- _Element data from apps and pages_
········
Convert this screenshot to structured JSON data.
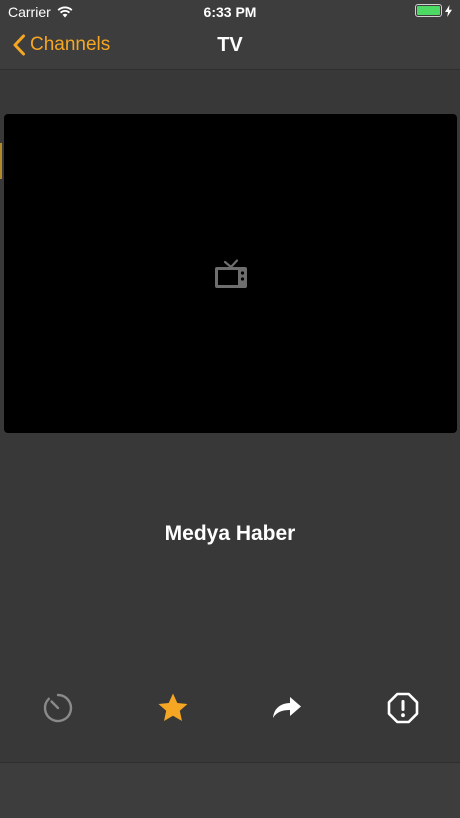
{
  "status_bar": {
    "carrier": "Carrier",
    "time": "6:33 PM"
  },
  "nav": {
    "back_label": "Channels",
    "title": "TV"
  },
  "player": {
    "placeholder_icon": "tv-icon"
  },
  "channel": {
    "name": "Medya Haber"
  },
  "actions": [
    {
      "name": "timer",
      "icon": "timer-icon",
      "enabled": false
    },
    {
      "name": "favorite",
      "icon": "star-icon",
      "active": true
    },
    {
      "name": "share",
      "icon": "share-arrow-icon"
    },
    {
      "name": "report",
      "icon": "alert-octagon-icon"
    }
  ],
  "colors": {
    "accent": "#f5a623",
    "background": "#383838",
    "bar": "#3d3d3d",
    "battery": "#4cd964",
    "disabled": "#8a8a8a"
  }
}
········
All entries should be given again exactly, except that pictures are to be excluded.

- _Solution below_
Convert this screenshot to structured JSON data.
{
  "status_bar": {
    "carrier": "Carrier",
    "time": "6:33 PM"
  },
  "nav": {
    "back_label": "Channels",
    "title": "TV"
  },
  "player": {
    "placeholder_icon": "tv-icon"
  },
  "channel": {
    "name": "Medya Haber"
  },
  "actions": [
    {
      "name": "timer",
      "icon": "timer-icon",
      "enabled": false
    },
    {
      "name": "favorite",
      "icon": "star-icon",
      "active": true
    },
    {
      "name": "share",
      "icon": "share-arrow-icon"
    },
    {
      "name": "report",
      "icon": "alert-octagon-icon"
    }
  ],
  "colors": {
    "accent": "#f5a623",
    "background": "#383838",
    "bar": "#3d3d3d",
    "battery": "#4cd964",
    "disabled": "#8a8a8a"
  }
}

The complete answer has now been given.